Federal appeals court judges repeatedly questioned the need to bar journalists from witnessing jury selection in the Martha Stewart trial, reports Newsday. The case may become moot because the jury has been selected, but a ruling could serve as a precedent.
The judges skeptically grilled Assistant U.S. Attorney Deborah Landis, who argued the case had attracted such massive media coverage that prospective jurors would be less than forthright in expressing their opinions were reporters allowed in the room.
Landis admitted the media hadn’t broken any rules; a prospective juror leaked a jury questionnaire to a Web site. Landis said there was no threat of physical harm similar to that found in cases involving terrorists and organized crime figures where the media sometimes has been barred from jury selection.

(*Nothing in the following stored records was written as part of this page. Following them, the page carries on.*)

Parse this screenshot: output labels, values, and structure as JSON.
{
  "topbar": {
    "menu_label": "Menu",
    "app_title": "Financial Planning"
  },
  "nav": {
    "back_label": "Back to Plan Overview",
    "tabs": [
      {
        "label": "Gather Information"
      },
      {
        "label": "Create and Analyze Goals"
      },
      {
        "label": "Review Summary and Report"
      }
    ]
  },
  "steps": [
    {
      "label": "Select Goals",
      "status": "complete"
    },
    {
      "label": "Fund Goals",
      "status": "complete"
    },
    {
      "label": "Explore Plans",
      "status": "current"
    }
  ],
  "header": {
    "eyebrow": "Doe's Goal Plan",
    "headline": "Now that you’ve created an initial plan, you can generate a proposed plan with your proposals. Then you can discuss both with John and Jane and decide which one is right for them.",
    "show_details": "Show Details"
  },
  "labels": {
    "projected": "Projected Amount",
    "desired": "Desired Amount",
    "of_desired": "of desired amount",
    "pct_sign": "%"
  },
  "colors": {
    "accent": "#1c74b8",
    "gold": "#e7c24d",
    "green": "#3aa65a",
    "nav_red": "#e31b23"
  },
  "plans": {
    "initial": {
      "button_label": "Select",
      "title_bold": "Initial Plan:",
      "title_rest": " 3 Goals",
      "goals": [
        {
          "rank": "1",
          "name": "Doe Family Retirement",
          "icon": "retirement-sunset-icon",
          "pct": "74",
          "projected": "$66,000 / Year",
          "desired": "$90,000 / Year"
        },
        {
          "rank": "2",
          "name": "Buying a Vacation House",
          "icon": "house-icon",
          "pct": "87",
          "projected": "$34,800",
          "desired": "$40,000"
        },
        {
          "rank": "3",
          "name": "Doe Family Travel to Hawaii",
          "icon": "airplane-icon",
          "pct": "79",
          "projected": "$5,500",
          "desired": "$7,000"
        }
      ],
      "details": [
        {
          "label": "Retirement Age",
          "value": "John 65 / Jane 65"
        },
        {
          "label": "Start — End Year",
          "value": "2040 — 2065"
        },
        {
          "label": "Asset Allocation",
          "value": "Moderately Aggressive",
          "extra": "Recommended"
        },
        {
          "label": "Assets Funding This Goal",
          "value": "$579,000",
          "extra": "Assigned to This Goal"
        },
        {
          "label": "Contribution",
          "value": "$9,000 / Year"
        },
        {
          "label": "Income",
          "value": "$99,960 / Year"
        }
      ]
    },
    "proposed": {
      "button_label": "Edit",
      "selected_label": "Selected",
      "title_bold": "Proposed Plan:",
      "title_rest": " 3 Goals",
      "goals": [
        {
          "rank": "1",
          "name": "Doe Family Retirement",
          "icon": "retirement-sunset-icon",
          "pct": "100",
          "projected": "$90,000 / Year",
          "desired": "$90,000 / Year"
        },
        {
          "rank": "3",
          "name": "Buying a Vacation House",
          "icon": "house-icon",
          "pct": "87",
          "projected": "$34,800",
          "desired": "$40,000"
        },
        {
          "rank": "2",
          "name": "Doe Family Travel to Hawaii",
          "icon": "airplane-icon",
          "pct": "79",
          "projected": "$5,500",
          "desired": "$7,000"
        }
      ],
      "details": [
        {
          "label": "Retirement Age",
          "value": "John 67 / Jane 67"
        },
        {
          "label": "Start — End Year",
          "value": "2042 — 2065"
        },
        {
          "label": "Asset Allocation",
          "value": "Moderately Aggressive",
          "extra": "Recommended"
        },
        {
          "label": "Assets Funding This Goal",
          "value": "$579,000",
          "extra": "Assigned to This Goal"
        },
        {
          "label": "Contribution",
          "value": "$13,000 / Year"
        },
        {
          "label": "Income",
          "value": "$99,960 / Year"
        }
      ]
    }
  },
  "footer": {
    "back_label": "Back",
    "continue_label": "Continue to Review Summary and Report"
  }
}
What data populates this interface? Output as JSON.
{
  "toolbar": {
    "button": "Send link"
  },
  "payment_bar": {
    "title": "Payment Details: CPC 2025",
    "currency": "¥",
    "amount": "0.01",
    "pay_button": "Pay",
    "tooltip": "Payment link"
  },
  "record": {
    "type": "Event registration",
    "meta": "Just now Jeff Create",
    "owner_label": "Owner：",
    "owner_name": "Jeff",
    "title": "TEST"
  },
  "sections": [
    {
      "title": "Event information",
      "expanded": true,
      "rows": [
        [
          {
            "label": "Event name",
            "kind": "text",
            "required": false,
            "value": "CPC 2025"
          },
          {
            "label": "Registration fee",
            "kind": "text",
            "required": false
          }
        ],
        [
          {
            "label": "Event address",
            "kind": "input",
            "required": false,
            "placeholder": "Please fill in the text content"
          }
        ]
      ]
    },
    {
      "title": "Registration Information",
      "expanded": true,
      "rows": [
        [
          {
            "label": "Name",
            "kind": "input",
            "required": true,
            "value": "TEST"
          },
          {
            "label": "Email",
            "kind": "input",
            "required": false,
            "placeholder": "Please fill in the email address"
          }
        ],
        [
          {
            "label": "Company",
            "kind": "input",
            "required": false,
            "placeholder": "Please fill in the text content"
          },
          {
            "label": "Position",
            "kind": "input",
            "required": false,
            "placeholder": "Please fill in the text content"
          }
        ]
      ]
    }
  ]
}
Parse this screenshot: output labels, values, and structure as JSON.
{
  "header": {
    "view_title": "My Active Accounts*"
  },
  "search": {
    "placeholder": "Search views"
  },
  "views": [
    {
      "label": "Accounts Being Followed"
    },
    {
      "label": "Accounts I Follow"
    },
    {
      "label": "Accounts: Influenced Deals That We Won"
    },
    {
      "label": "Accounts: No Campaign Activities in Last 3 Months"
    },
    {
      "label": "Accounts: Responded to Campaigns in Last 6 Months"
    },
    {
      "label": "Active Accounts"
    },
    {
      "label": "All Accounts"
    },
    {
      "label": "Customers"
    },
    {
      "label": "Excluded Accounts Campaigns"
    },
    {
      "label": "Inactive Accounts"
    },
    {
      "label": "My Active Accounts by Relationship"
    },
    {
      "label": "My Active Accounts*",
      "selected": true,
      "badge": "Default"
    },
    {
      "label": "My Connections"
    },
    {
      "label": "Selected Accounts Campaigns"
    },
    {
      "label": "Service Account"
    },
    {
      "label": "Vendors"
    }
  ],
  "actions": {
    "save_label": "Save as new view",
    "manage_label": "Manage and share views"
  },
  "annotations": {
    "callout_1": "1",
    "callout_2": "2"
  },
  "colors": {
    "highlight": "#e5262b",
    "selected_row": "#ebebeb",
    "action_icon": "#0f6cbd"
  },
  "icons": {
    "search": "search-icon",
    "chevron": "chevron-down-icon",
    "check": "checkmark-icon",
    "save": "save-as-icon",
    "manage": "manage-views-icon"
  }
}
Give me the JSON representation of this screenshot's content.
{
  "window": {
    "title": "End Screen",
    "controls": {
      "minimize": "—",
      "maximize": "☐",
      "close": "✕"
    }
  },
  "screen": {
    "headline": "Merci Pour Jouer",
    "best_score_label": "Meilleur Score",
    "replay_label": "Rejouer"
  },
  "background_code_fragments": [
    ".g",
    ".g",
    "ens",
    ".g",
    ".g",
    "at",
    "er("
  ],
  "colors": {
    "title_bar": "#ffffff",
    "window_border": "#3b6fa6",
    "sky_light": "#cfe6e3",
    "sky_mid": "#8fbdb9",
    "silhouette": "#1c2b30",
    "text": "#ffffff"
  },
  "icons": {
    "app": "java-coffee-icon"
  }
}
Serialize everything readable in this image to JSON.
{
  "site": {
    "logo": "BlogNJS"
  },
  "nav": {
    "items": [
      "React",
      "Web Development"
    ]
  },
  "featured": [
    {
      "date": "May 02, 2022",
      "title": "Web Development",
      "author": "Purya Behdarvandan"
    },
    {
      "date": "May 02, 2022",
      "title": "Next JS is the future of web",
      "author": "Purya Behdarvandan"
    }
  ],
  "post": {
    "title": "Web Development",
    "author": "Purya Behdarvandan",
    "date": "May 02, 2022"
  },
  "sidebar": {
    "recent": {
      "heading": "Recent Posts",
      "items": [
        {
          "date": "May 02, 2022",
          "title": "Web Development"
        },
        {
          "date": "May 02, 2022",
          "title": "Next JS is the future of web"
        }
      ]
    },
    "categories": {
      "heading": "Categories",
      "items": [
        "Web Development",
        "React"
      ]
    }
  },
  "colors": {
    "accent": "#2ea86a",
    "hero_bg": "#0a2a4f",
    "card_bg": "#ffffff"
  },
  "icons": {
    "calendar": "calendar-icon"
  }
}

Judge Loretta Preska: “How is this different from other high-publicity cases?” Landis said: “The [media] focus is on the jurors.” Preska replied: “I don’t see it. I don’t see the evidence.” Judge Barrington Parker said the potential intimidation caused by a journalist was “teeny tiny” compared with that of Stewart herself.